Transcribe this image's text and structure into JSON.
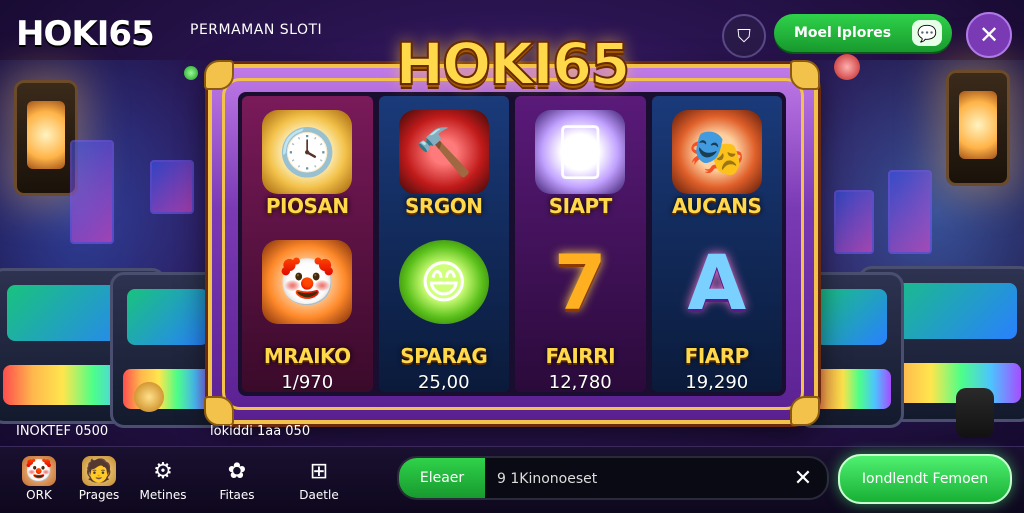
{
  "brand": {
    "logo": "HOKI65",
    "subtitle": "PERMAMAN SLOTI",
    "marquee": "HOKI65"
  },
  "header": {
    "shield_icon": "shield-icon",
    "green_button_label": "Moel Iplores",
    "green_button_icon": "chat-icon",
    "close_icon": "close-icon"
  },
  "reels": [
    {
      "top_label": "PIOSAN",
      "top_icon": "clock-icon",
      "bottom_label": "MRAIKO",
      "bottom_icon": "jester-icon",
      "value": "1/970"
    },
    {
      "top_label": "SRGON",
      "top_icon": "hammer-icon",
      "bottom_label": "SPARAG",
      "bottom_icon": "apple-icon",
      "value": "25,00"
    },
    {
      "top_label": "SIAPT",
      "top_icon": "card-icon",
      "bottom_label": "FAIRRI",
      "bottom_icon": "seven-icon",
      "value": "12,780"
    },
    {
      "top_label": "AUCANS",
      "top_icon": "clown-icon",
      "bottom_label": "FIARP",
      "bottom_icon": "letter-a-icon",
      "value": "19,290"
    }
  ],
  "info": {
    "left": "INOKTEF 0500",
    "middle": "lokiddi 1aa 050"
  },
  "nav": [
    {
      "label": "ORK",
      "icon": "jester-icon"
    },
    {
      "label": "Prages",
      "icon": "character-icon"
    },
    {
      "label": "Metines",
      "icon": "gear-icon"
    },
    {
      "label": "Fitaes",
      "icon": "gear-swirl-icon"
    },
    {
      "label": "Daetle",
      "icon": "image-plus-icon"
    }
  ],
  "search": {
    "button_label": "Eleaer",
    "value": "9 1Kinonoeset",
    "clear_icon": "close-icon"
  },
  "cta": {
    "label": "Iondlendt Femoen"
  },
  "colors": {
    "accent_gold": "#f3c24a",
    "accent_green": "#2fd24a",
    "frame_purple": "#7a3ab4"
  }
}
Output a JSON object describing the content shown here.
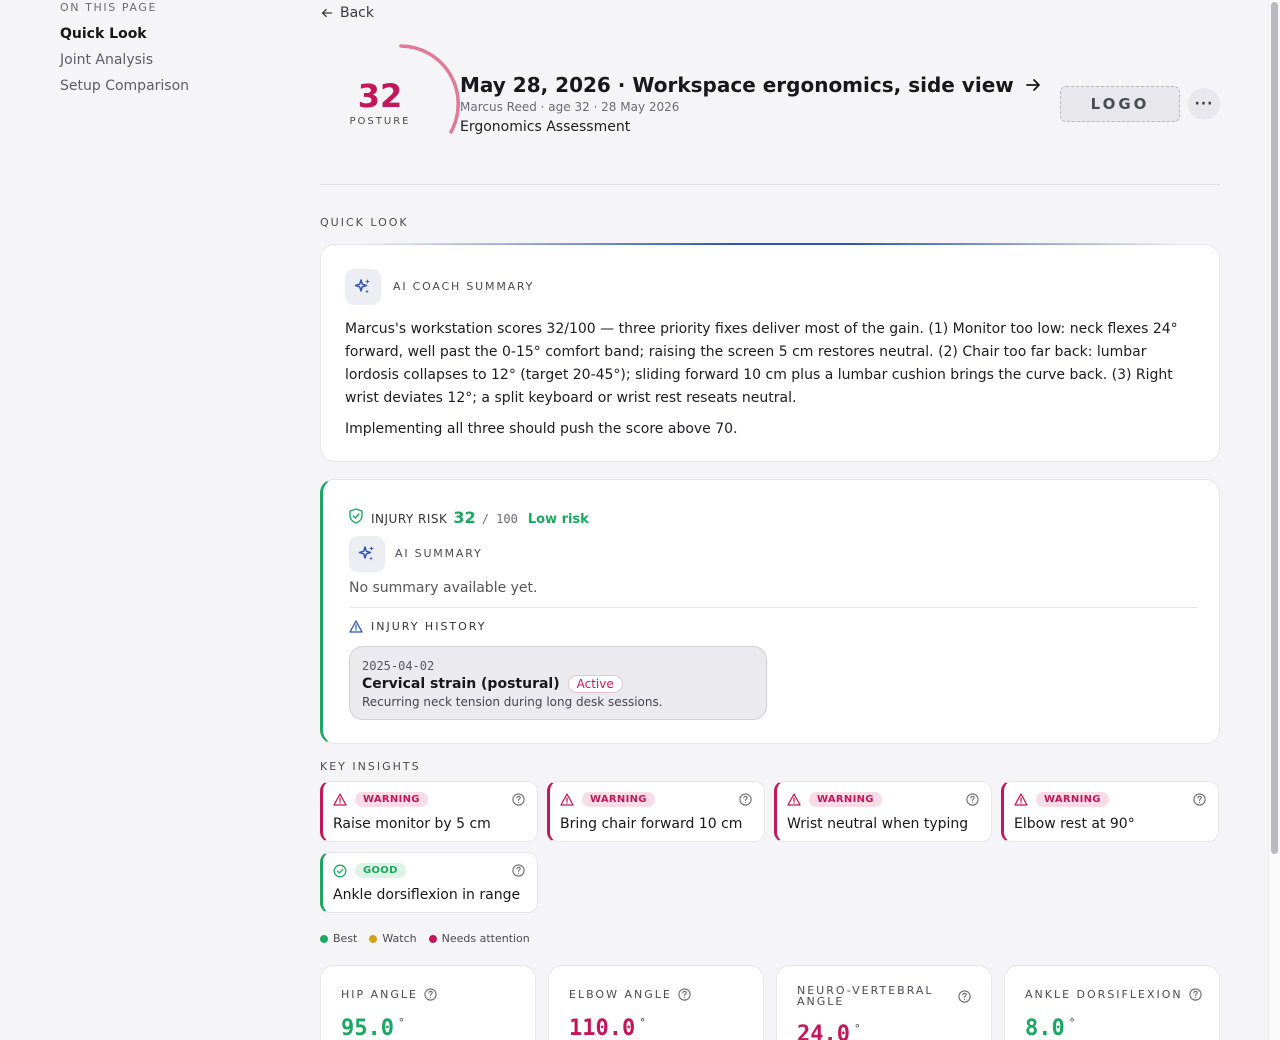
{
  "toc": {
    "title": "ON THIS PAGE",
    "items": [
      {
        "label": "Quick Look",
        "active": true
      },
      {
        "label": "Joint Analysis",
        "active": false
      },
      {
        "label": "Setup Comparison",
        "active": false
      }
    ]
  },
  "header": {
    "back_label": "Back",
    "score": {
      "value": "32",
      "label": "POSTURE",
      "color": "#c2185b"
    },
    "title": "May 28, 2026 · Workspace ergonomics, side view",
    "subline": "Marcus Reed · age 32 · 28 May 2026",
    "assessment": "Ergonomics Assessment",
    "logo_text": "LOGO",
    "more_label": "···"
  },
  "quick_look": {
    "section_label": "QUICK LOOK",
    "ai_coach": {
      "heading": "AI COACH SUMMARY",
      "paragraph_1": "Marcus's workstation scores 32/100 — three priority fixes deliver most of the gain. (1) Monitor too low: neck flexes 24° forward, well past the 0-15° comfort band; raising the screen 5 cm restores neutral. (2) Chair too far back: lumbar lordosis collapses to 12° (target 20-45°); sliding forward 10 cm plus a lumbar cushion brings the curve back. (3) Right wrist deviates 12°; a split keyboard or wrist rest reseats neutral.",
      "paragraph_2": "Implementing all three should push the score above 70."
    },
    "injury_risk": {
      "label": "INJURY RISK",
      "value": "32",
      "denominator": "/ 100",
      "level": "Low risk",
      "ai_summary_heading": "AI SUMMARY",
      "no_summary": "No summary available yet.",
      "history_label": "INJURY HISTORY",
      "history": [
        {
          "date": "2025-04-02",
          "title": "Cervical strain (postural)",
          "status": "Active",
          "description": "Recurring neck tension during long desk sessions."
        }
      ]
    }
  },
  "key_insights": {
    "section_label": "KEY INSIGHTS",
    "items": [
      {
        "severity": "WARNING",
        "text": "Raise monitor by 5 cm"
      },
      {
        "severity": "WARNING",
        "text": "Bring chair forward 10 cm"
      },
      {
        "severity": "WARNING",
        "text": "Wrist neutral when typing"
      },
      {
        "severity": "WARNING",
        "text": "Elbow rest at 90°"
      },
      {
        "severity": "GOOD",
        "text": "Ankle dorsiflexion in range"
      }
    ],
    "legend": [
      {
        "label": "Best",
        "color": "#1aa862"
      },
      {
        "label": "Watch",
        "color": "#d4a017"
      },
      {
        "label": "Needs attention",
        "color": "#c2185b"
      }
    ]
  },
  "metrics": [
    {
      "label": "HIP ANGLE",
      "value": "95.0",
      "unit": "°",
      "status": "good"
    },
    {
      "label": "ELBOW ANGLE",
      "value": "110.0",
      "unit": "°",
      "status": "attention"
    },
    {
      "label": "NEURO-VERTEBRAL ANGLE",
      "value": "24.0",
      "unit": "°",
      "status": "attention"
    },
    {
      "label": "ANKLE DORSIFLEXION",
      "value": "8.0",
      "unit": "°",
      "status": "good"
    }
  ],
  "colors": {
    "accent_red": "#c2185b",
    "accent_green": "#1aa862",
    "ai_blue": "#2e56b3"
  }
}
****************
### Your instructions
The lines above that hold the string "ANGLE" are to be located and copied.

### Task output
      "label": "HIP ANGLE",
      "label": "ELBOW ANGLE",
      "label": "NEURO-VERTEBRAL ANGLE",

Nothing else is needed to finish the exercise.